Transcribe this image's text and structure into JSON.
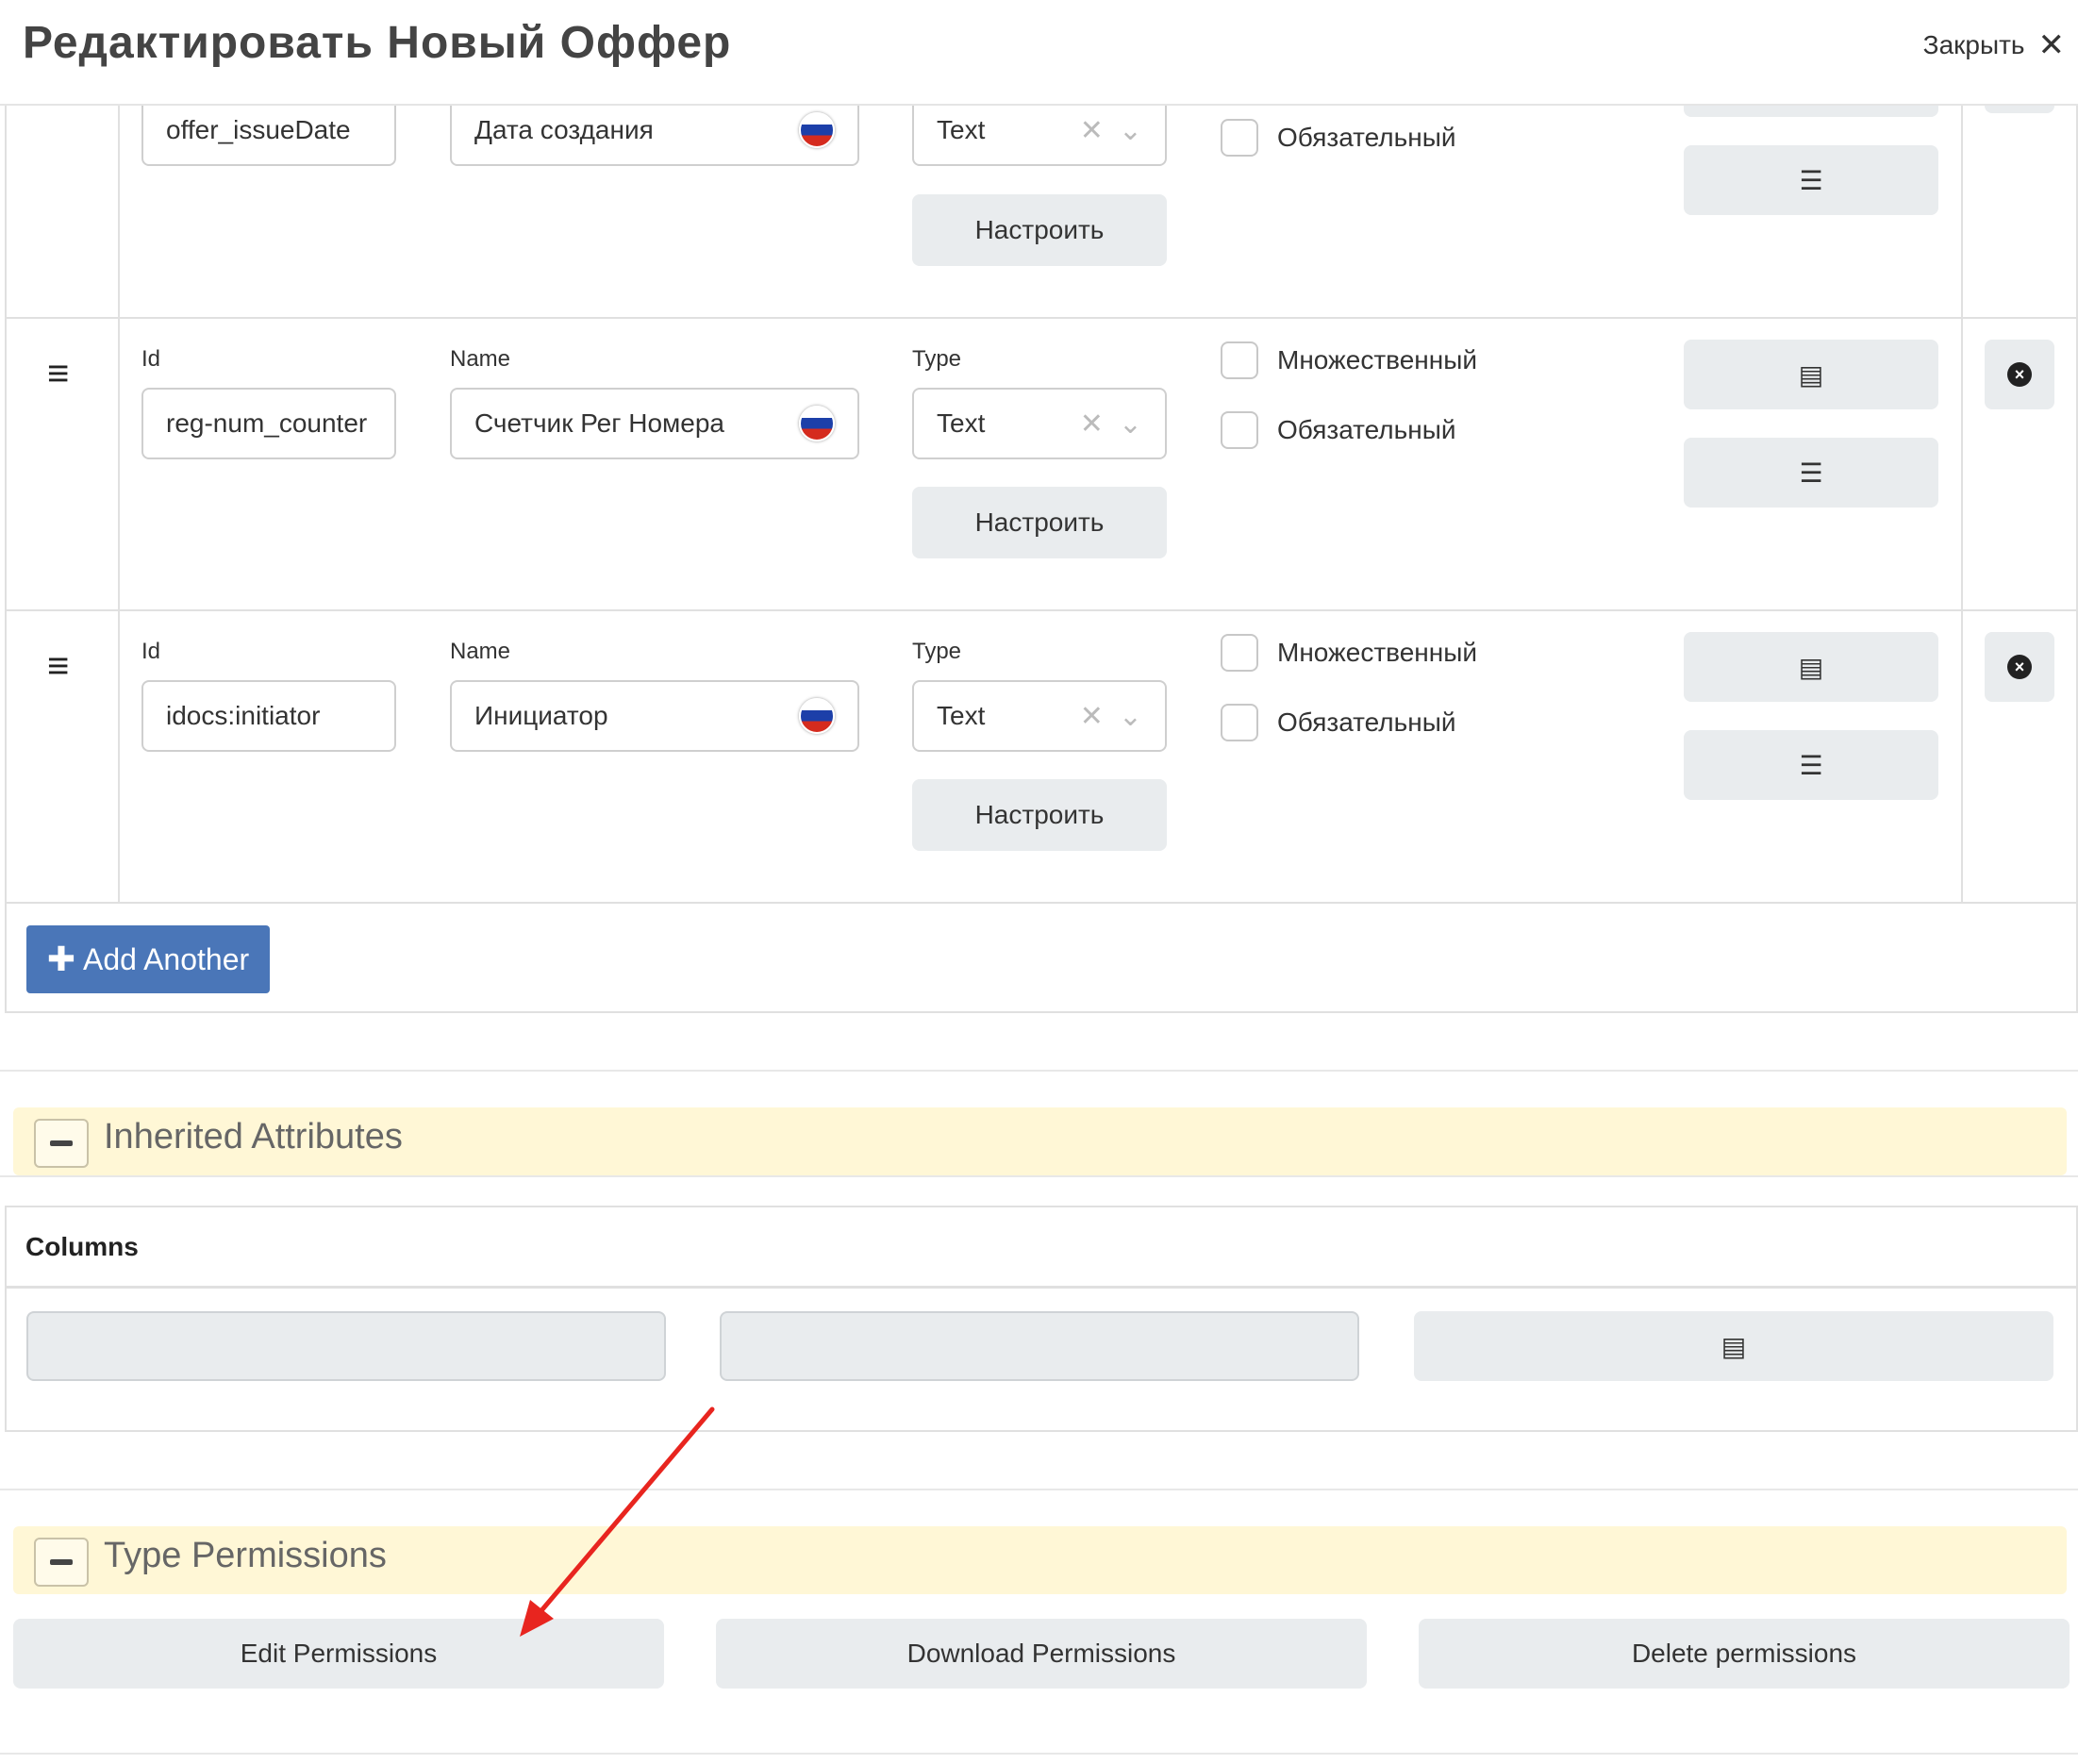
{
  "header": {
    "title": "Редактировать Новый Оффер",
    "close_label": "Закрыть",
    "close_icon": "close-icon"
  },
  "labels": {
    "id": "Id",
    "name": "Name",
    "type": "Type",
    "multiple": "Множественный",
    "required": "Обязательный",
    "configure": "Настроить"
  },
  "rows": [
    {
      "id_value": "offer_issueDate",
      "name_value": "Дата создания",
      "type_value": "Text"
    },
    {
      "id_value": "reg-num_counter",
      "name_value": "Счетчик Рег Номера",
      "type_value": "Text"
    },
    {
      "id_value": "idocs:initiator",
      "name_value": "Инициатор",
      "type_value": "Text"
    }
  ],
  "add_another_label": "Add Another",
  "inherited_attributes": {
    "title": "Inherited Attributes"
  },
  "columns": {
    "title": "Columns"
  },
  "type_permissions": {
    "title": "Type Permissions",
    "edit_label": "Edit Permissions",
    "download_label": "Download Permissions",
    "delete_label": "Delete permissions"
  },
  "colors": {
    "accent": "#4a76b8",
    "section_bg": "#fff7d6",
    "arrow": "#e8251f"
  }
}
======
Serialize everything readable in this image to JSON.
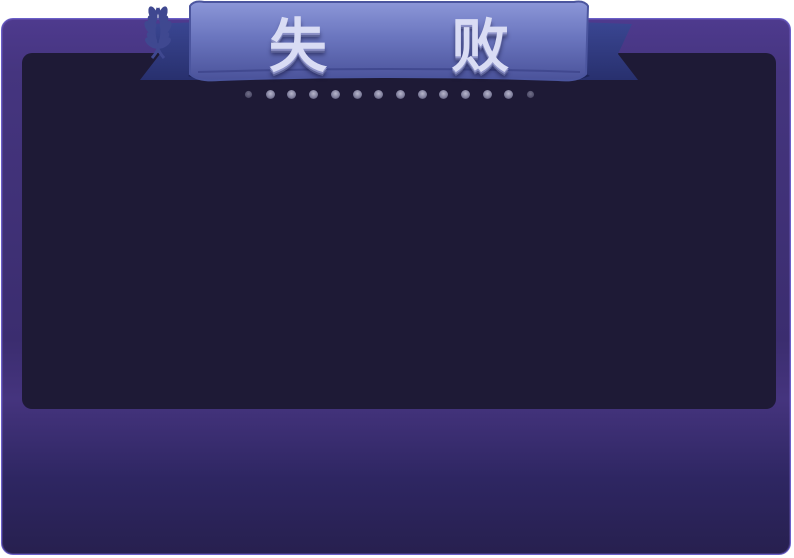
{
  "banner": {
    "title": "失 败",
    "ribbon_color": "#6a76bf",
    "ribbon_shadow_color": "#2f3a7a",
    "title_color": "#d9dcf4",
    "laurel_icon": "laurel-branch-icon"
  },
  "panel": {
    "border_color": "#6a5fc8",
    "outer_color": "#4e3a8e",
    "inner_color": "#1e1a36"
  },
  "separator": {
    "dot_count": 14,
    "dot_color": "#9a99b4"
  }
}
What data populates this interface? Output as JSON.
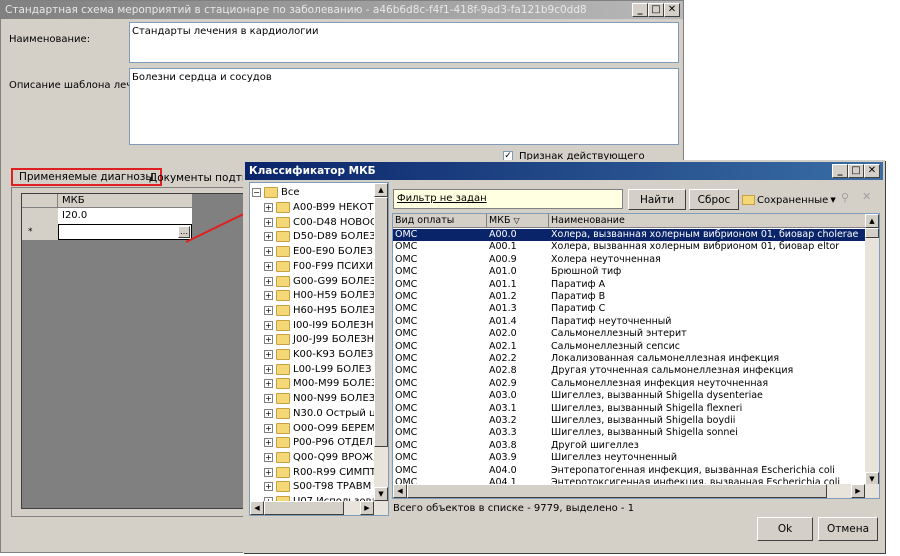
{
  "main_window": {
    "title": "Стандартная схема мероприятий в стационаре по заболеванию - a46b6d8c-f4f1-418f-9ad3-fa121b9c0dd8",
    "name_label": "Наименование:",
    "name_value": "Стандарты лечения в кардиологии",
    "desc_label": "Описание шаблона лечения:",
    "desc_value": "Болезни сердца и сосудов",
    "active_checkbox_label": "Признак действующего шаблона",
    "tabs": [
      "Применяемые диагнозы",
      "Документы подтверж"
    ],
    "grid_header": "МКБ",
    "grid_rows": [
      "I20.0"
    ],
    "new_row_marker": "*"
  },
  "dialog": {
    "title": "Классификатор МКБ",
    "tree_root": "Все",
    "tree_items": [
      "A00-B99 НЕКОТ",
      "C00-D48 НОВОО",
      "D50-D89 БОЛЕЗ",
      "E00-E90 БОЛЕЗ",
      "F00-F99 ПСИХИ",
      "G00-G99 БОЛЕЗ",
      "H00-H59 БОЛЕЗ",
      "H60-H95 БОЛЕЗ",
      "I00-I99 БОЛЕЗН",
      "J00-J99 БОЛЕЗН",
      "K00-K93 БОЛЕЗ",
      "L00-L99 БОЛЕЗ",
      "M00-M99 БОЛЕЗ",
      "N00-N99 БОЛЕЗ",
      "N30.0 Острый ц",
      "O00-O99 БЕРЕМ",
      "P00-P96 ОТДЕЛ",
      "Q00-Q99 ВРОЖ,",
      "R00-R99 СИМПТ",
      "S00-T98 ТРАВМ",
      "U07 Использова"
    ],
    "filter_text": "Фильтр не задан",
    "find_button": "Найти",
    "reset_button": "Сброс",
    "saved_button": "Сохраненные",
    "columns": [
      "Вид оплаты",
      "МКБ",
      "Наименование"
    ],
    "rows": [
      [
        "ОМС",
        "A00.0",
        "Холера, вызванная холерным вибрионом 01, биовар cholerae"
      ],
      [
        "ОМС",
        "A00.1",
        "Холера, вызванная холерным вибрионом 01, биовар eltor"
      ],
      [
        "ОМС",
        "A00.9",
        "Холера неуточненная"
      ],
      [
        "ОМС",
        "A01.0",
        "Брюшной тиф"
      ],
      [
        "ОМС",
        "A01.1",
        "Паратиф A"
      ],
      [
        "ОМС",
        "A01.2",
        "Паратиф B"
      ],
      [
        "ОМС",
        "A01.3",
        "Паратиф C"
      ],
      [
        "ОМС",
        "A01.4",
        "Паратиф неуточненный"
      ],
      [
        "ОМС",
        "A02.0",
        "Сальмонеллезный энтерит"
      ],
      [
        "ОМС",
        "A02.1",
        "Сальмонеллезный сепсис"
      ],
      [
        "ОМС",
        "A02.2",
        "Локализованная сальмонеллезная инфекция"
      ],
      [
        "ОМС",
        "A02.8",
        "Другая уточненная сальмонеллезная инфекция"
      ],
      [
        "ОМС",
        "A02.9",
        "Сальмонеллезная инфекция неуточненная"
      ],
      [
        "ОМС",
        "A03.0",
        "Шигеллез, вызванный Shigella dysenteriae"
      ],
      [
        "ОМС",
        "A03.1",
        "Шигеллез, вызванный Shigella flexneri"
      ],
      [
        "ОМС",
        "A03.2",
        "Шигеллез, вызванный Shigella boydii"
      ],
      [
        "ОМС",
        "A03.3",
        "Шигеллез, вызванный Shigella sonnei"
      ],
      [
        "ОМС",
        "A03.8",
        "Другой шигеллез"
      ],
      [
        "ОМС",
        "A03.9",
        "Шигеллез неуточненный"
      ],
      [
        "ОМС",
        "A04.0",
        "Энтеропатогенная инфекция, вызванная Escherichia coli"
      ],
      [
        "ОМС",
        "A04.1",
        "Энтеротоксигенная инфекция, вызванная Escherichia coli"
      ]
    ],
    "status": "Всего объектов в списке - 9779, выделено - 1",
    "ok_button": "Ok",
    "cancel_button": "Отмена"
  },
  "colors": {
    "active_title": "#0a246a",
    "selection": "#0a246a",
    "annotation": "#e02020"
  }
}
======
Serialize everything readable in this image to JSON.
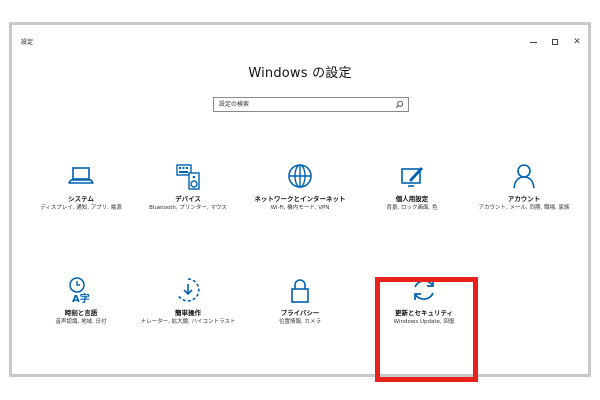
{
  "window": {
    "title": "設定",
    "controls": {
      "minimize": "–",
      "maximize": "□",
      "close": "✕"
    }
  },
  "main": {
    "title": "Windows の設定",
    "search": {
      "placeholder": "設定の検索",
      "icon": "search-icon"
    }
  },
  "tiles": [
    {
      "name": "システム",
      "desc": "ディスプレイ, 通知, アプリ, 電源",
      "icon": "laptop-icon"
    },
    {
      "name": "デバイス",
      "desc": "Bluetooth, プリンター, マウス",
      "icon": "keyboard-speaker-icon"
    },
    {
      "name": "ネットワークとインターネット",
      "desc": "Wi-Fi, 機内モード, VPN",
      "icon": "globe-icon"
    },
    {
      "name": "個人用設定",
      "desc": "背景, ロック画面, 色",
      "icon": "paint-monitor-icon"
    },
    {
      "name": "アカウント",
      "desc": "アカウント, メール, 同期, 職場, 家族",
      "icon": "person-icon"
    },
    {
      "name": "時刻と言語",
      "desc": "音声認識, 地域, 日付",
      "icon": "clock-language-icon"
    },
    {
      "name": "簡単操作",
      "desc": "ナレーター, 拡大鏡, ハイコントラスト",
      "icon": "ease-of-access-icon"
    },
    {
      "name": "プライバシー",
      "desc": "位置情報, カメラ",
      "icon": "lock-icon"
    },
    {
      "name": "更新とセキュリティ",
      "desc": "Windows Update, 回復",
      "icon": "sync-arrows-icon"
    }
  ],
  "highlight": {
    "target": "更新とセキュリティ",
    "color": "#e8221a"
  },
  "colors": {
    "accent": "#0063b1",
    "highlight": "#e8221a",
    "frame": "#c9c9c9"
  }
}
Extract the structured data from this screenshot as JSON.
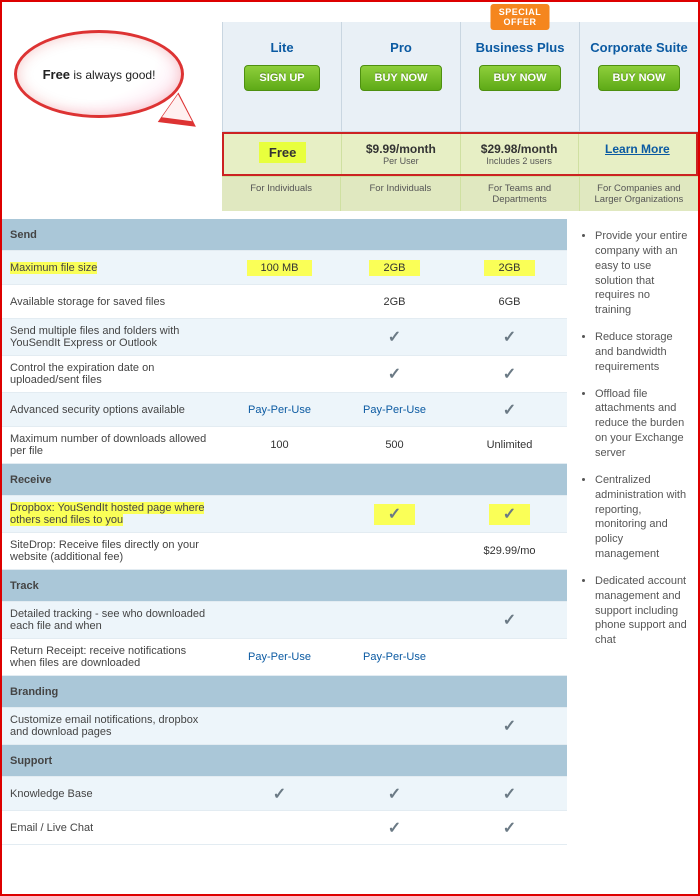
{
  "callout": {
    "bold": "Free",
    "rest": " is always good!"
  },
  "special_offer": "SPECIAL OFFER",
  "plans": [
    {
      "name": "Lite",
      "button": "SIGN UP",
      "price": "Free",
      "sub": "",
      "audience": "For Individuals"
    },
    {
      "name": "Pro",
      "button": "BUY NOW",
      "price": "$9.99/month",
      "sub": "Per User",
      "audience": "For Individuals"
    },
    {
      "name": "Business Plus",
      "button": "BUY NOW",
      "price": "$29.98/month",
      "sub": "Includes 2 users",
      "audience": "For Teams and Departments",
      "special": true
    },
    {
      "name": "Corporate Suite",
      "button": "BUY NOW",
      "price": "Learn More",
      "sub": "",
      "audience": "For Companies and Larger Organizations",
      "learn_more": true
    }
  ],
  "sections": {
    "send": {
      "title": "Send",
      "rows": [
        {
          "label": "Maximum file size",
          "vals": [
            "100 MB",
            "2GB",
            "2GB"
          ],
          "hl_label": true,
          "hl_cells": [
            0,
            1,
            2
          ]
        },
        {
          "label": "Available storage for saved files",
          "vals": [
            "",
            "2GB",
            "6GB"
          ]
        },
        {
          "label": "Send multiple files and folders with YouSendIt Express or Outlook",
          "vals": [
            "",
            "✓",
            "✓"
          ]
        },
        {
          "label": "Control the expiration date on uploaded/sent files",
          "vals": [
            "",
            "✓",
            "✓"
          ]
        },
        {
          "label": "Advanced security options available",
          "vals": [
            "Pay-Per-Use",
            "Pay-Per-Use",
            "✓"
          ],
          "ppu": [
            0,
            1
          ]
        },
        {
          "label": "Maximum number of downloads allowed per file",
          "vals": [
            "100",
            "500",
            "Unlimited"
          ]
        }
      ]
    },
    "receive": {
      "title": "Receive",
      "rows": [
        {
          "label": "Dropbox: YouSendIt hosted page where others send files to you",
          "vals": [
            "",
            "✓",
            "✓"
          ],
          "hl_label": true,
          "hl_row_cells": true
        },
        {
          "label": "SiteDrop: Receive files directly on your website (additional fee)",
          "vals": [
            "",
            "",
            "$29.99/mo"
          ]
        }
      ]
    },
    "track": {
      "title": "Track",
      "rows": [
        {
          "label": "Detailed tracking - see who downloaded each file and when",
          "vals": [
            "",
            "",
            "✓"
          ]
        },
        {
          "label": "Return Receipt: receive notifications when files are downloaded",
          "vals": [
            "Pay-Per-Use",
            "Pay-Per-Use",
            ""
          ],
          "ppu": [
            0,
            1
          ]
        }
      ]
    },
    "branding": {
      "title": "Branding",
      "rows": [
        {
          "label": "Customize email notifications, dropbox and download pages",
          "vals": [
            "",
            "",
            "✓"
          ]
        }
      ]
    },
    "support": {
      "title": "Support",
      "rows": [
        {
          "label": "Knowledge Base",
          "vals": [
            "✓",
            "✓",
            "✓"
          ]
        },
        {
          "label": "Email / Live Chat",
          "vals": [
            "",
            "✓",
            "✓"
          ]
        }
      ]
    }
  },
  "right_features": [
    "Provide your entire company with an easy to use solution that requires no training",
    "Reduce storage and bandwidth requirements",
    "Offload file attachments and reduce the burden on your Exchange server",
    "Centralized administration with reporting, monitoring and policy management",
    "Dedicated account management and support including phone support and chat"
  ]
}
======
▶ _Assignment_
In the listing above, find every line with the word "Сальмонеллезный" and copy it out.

▶ _Response to the task_
        "Сальмонеллезный энтерит"
        "Сальмонеллезный сепсис"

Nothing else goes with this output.